It is essential that you exercise due diligence regarding the quality, reliability, creditworthiness, style, insurance and cost of the experts you hire.

This may include seeking advice from an expert building and construction lawyer to check the contract before signing it.

Choose someone who is easy to talk to, listens, and understands your goals. The relationship with your construction and design team will be crucial.

5. What role do my emotions play?

Almost every episode of reality shows about renovation seems to feature an emotional breakdown and a massive budget blowout.

Emotions are an important consideration throughout your renovation. Financial decisions are never just about money.

If maintaining relationships and a healthy stress level are part of what a successful renovation looks like for you, plan ahead.

If that means moving into a rental for the renovation period, add that to budget considerations.

Renovating can be exciting but also exhausting. Photo by Christian Erfurt on UnsplashCC BY

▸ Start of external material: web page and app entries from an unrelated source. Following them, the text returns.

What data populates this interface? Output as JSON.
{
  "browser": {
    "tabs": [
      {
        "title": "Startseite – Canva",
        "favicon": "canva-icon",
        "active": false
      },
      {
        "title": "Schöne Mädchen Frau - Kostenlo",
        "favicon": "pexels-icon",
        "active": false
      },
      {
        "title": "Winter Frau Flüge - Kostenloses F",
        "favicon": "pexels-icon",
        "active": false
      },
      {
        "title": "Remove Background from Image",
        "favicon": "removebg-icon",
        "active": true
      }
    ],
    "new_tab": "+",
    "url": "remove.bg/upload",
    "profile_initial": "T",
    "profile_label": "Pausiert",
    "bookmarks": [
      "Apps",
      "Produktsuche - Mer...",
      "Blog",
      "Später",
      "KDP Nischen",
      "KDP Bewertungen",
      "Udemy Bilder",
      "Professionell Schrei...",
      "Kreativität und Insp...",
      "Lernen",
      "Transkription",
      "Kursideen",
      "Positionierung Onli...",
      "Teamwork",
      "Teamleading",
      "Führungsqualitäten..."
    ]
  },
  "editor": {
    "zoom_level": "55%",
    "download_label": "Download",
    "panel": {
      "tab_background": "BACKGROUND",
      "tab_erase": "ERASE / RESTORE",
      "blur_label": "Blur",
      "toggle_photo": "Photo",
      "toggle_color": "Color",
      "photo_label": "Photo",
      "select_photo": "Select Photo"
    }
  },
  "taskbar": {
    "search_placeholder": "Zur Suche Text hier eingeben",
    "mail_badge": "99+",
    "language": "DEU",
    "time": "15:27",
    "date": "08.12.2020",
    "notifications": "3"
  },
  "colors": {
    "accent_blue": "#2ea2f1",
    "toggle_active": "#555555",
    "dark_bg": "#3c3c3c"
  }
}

Renovating can be exciting and exhausting, but beware of some common renovation decision biases.

One is the sunk cost fallacy, where the time and money you’ve invested in the project so far can make it difficult to change or abandon plans.

Even paying a small deposit can lead to irrational reluctance to change course.

Then there is decision fatigue, where mental energy runs out with every decision (and there is a plot). It becomes tempting to give in to what seems easiest at the time.

Be prepared to take extra time to consider high-stakes decisions and seek advice, especially in areas where you have no experience. Getting the right advice at the right time for a renovation could be one of the most important financial decisions you can make.The conversation

Di Johnson, Lecturer in Finance, Griffith University

This article is republished from The Conversation under a Creative Commons license. Read the original article.